Having a strong unique selling proposition (USP) is of critical importance as it distinguishes your company from competitors.
- An executive summary
Complete this last and make sure it reflects upon everything you’ve detailed within the strategy.
From your summary you will also be able to develop a company manifesto which reflects core values.
- Pricing & Positioning Strategy
Your pricing and positioning strategy must be aligned. For example, if you want your company to be known as the premier brand in your industry, having too low a price might dissuade customers from purchasing.
In this section of your marketing plan, detail the positioning you desire and how your pricing will support it.
- Distribution Plan
Your distribution plan details how customers will buy from you.
For example, will customers purchase directly from you on your website? Will they buy from distributors or other retailers? And so on.
- Your Offers
Offers are special deals you put together to secure more new customers and drive past customers back to you.
Offers may include free trials, money-back guarantees, packages (e.g., combining different products and/or services) and discount offers.
- Marketing Materials
Your marketing materials are the collateral you use to promote your business to current and prospective customers.
Among others, they include your website, print brochures, business cards, and catalogs etc.

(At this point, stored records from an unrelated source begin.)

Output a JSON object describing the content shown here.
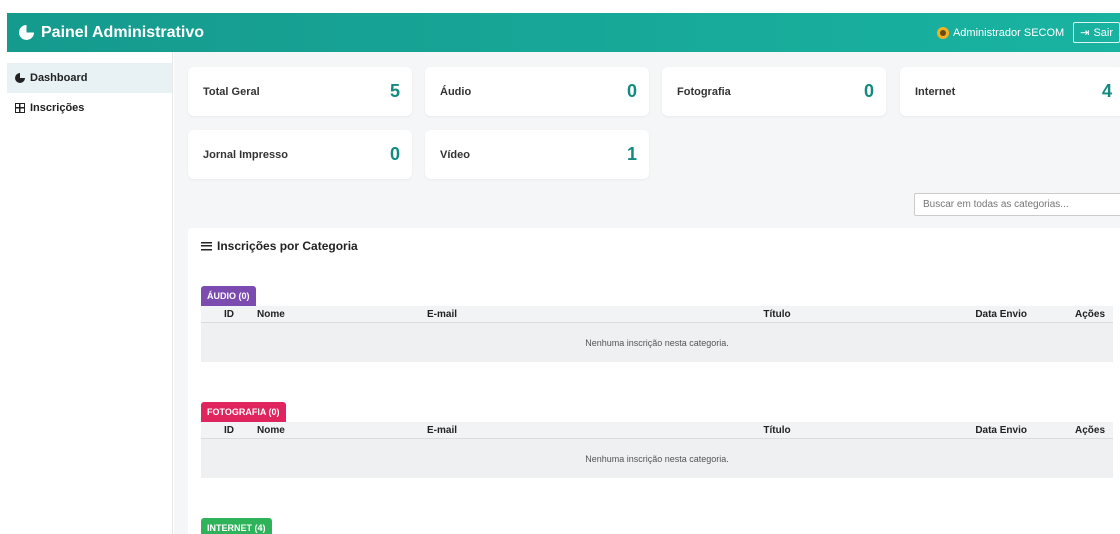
{
  "header": {
    "title": "Painel Administrativo",
    "user": "Administrador SECOM",
    "logout_label": "Sair"
  },
  "sidebar": {
    "items": [
      {
        "label": "Dashboard",
        "icon": "pie-chart-icon",
        "active": true
      },
      {
        "label": "Inscrições",
        "icon": "table-icon",
        "active": false
      }
    ]
  },
  "stats": [
    {
      "label": "Total Geral",
      "value": "5"
    },
    {
      "label": "Áudio",
      "value": "0"
    },
    {
      "label": "Fotografia",
      "value": "0"
    },
    {
      "label": "Internet",
      "value": "4"
    },
    {
      "label": "Jornal Impresso",
      "value": "0"
    },
    {
      "label": "Vídeo",
      "value": "1"
    }
  ],
  "search": {
    "placeholder": "Buscar em todas as categorias..."
  },
  "panel": {
    "title": "Inscrições por Categoria"
  },
  "table_headers": [
    "ID",
    "Nome",
    "E-mail",
    "Título",
    "Data Envio",
    "Ações"
  ],
  "categories": [
    {
      "badge": "ÁUDIO (0)",
      "color": "#7b4bb0",
      "empty_text": "Nenhuma inscrição nesta categoria."
    },
    {
      "badge": "FOTOGRAFIA (0)",
      "color": "#e0245e",
      "empty_text": "Nenhuma inscrição nesta categoria."
    },
    {
      "badge": "INTERNET (4)",
      "color": "#2fb35a"
    }
  ],
  "colors": {
    "accent": "#159a8e",
    "value": "#138a80"
  }
}
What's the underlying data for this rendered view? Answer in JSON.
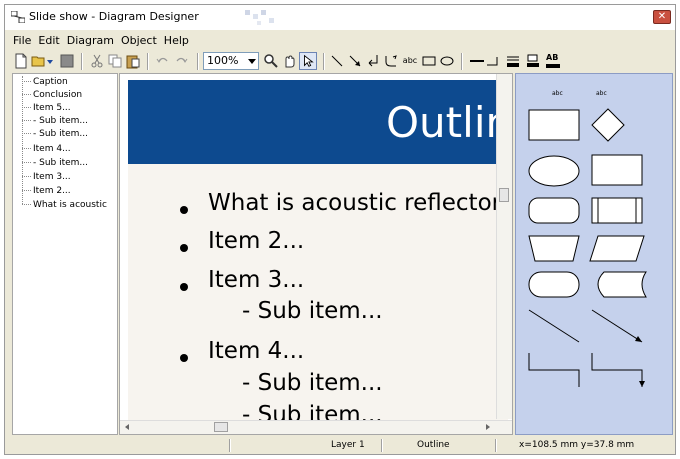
{
  "window": {
    "title": "Slide show - Diagram Designer",
    "close_label": "✕"
  },
  "menu": [
    "File",
    "Edit",
    "Diagram",
    "Object",
    "Help"
  ],
  "toolbar": {
    "zoom_value": "100%",
    "text_tool_label": "abc",
    "format_label": "AB"
  },
  "tree": {
    "items": [
      "Caption",
      "Conclusion",
      "Item 5...",
      "- Sub item...",
      "- Sub item...",
      "Item 4...",
      "- Sub item...",
      "Item 3...",
      "Item 2...",
      "What is acoustic"
    ]
  },
  "slide": {
    "title": "Outline",
    "header_color": "#0d4a8f",
    "bullets": [
      {
        "text": "What is acoustic reflector",
        "level": 1
      },
      {
        "text": "Item 2...",
        "level": 1
      },
      {
        "text": "Item 3...",
        "level": 1
      },
      {
        "text": "- Sub item...",
        "level": 2
      },
      {
        "text": "Item 4...",
        "level": 1
      },
      {
        "text": "- Sub item...",
        "level": 2
      },
      {
        "text": "- Sub item...",
        "level": 2
      }
    ]
  },
  "palette": {
    "background": "#c5d1ec",
    "labels": [
      "abc",
      "abc"
    ],
    "shapes": [
      "rectangle",
      "diamond",
      "ellipse",
      "rectangle",
      "rounded-rectangle",
      "process-box",
      "trapezoid",
      "parallelogram",
      "terminator",
      "stored-data",
      "line",
      "arrow-line",
      "connector-line",
      "connector-arrow"
    ]
  },
  "status": {
    "layer": "Layer 1",
    "page": "Outline",
    "coords": "x=108.5 mm  y=37.8 mm"
  }
}
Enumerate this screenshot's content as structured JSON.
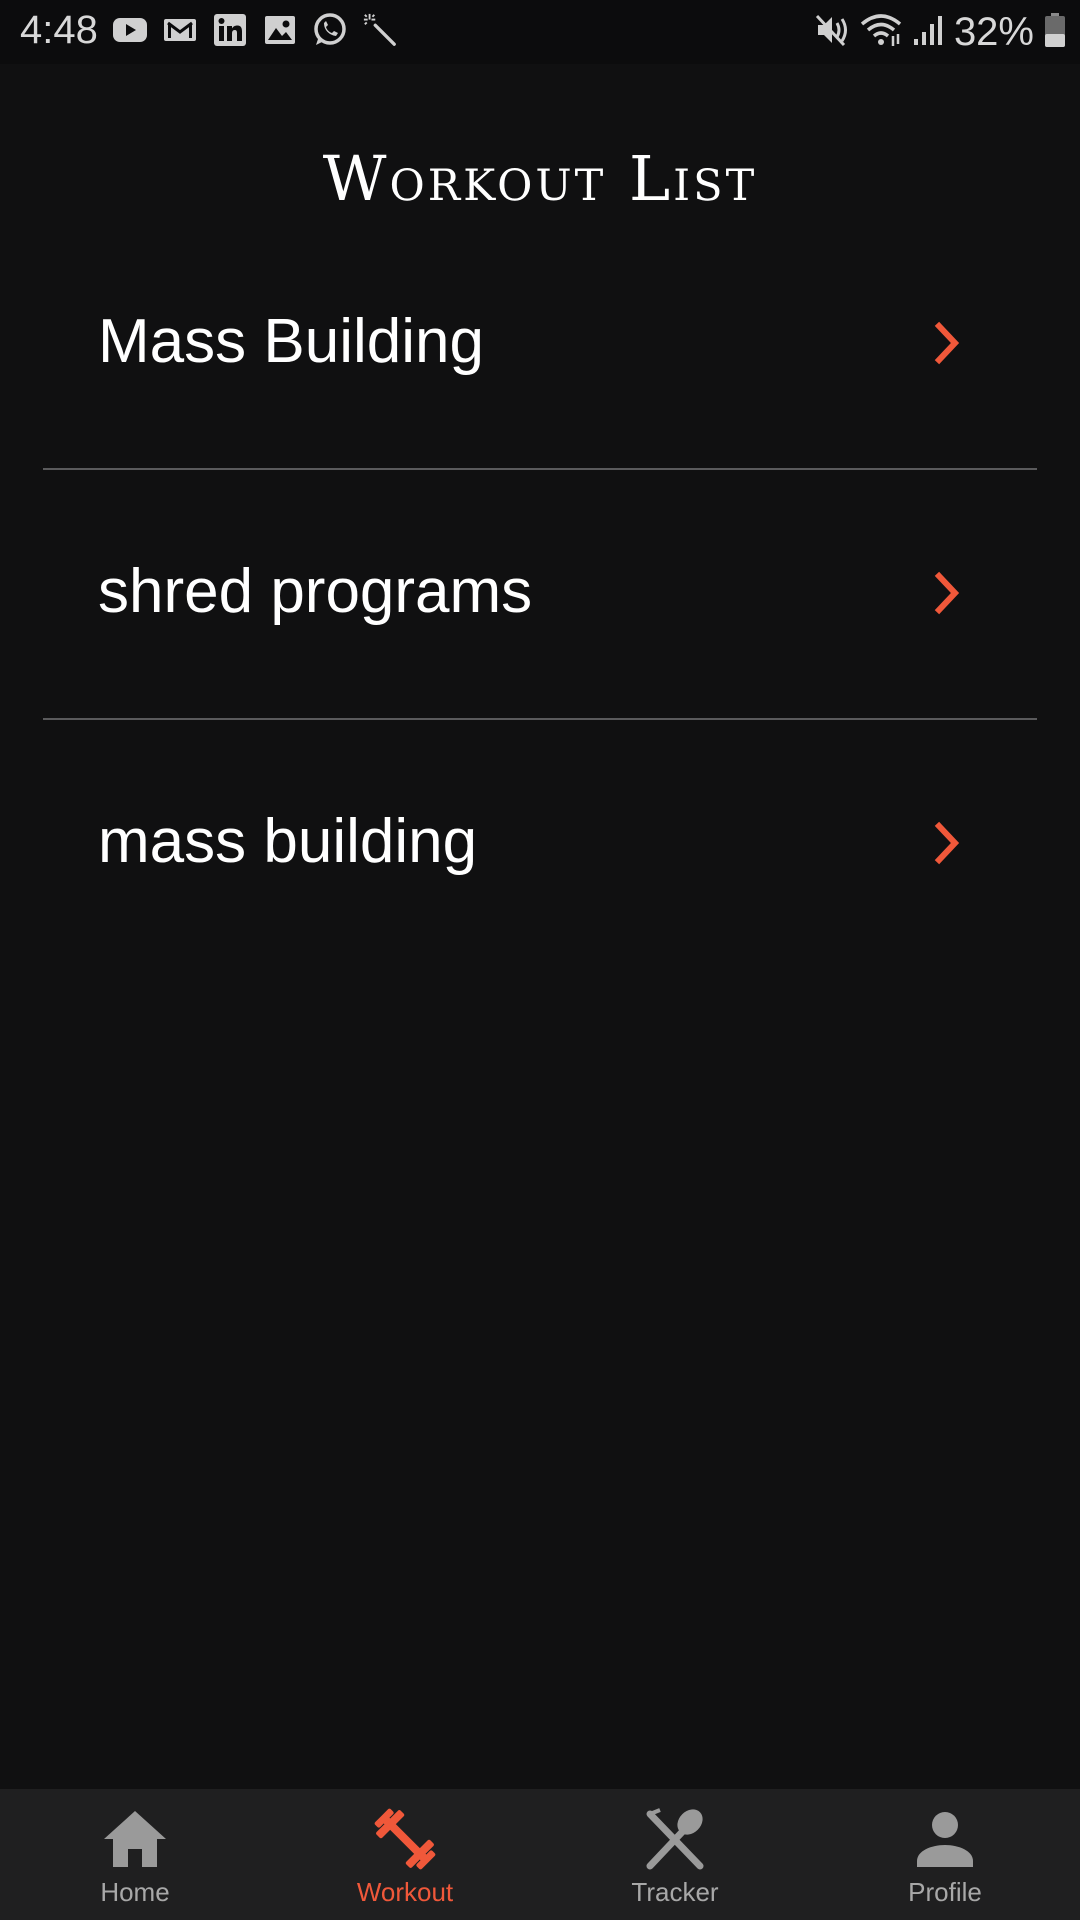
{
  "status_bar": {
    "time": "4:48",
    "battery_percent": "32%",
    "left_icons": [
      "youtube-icon",
      "gmail-icon",
      "linkedin-icon",
      "gallery-icon",
      "whatsapp-icon",
      "magic-wand-icon"
    ],
    "right_icons": [
      "mute-icon",
      "wifi-icon",
      "signal-icon",
      "battery-icon"
    ]
  },
  "header": {
    "title": "Workout List"
  },
  "workouts": [
    {
      "label": "Mass Building"
    },
    {
      "label": "shred programs"
    },
    {
      "label": "mass building"
    }
  ],
  "bottom_nav": {
    "items": [
      {
        "label": "Home",
        "icon": "home-icon",
        "active": false
      },
      {
        "label": "Workout",
        "icon": "dumbbell-icon",
        "active": true
      },
      {
        "label": "Tracker",
        "icon": "fork-spoon-icon",
        "active": false
      },
      {
        "label": "Profile",
        "icon": "person-icon",
        "active": false
      }
    ]
  },
  "colors": {
    "background": "#101011",
    "accent": "#f0583a",
    "nav_background": "#1f1f20",
    "inactive": "#a8a8a8",
    "divider": "#5a5a5c"
  }
}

The promotions section is one of the most important sections of your marketing plan and details how you will reach new customers.
There are numerous promotional tactics, such as television and radio ads, press releases, online advertising, and event marketing.
Online Marketing Strategy
The four key components to your online marketing strategy are as follows:
- Keyword Strategy: identify what keywords you would like to optimize your website for.
- Search Engine Optimization Strategy: document updates you will make to your website so it shows up more prominently for your top keywords.
- Paid Online Advertising Strategy: write down the online advertising programs will you use to reach target customers.
- Social Media Strategy: document how you will use social media websites to attract customers.
Conversion strategies refer to the techniques you employ to turn prospective customers into paying customers.
This is a guide strategy. If you specialise in a particular product or service, your strategy may need to include additional points/items. Ask professionals from your line of work for further information.